J.C. Penney Urges Congress To Tax E-Tailers

An in-house attorney for J.C. Penney testified before a congressional committee Thursday that e-tailers should be taxed, to "level the playing field" with brick-and-mortar retailers who already have to pay such taxes.

"We are here to ask you to level the playing field between sellers that collect sales tax and those who cannot be required to collect the tax because they do business in the community on a virtual rather than physical basis," J.C. Penney Corporation Inc. Vice President and Associate General Counsel-Tax Wayne Zakrzewski said. "Many of our competitors do not collect, which gives them a competitive advantage. This is not because they are innovative or provide incremental value to the consumer, but because the states do not have the ability to require collection of a tax that is due from the consumer."

Zakrzewski testified Thursday before the House Judiciary Committee's Subcommittee on Commercial and Administrative Law during a hearing on H.R. 3396, the Sales Tax Fairness and Simplification Act of 2007.

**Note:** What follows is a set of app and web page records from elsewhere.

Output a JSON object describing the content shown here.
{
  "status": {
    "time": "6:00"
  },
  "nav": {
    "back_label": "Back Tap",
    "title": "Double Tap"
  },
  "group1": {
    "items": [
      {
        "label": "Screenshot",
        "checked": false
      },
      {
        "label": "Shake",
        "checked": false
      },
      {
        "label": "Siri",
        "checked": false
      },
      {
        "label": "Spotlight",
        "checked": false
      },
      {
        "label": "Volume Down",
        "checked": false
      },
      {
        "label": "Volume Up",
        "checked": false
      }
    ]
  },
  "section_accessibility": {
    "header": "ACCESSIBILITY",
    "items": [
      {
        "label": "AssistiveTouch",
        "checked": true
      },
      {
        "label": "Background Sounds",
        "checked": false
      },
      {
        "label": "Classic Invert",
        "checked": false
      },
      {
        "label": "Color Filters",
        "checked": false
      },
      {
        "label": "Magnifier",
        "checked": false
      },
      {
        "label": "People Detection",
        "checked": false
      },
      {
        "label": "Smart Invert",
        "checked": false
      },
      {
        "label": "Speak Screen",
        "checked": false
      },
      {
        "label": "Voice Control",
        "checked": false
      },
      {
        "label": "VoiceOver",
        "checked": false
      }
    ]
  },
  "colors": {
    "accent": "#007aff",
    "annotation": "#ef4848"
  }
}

The National Retail Federation, which has been lobbying in favor of the act, said it would require out-of-state "remote seller" merchants to collect sales tax on merchandise sold to residents of their states. Retailers would be compensated for the cost of sales tax collection and collection could be outsourced to certified service providers, the NRF said, adding that retailers with less than $5 million in annual gross remote sales would be exempted.

Suggested Articles

Costco changes up its menu items, and Alibaba and Guess partner for a physical store.

Janey Whiteside, Walmart's new chief customer officer, is well acquainted with the importance of customer service in modern retail.

Whole Foods will offer deals on Amazon's Prime Day, and tariffs against China are causing pricing hikes.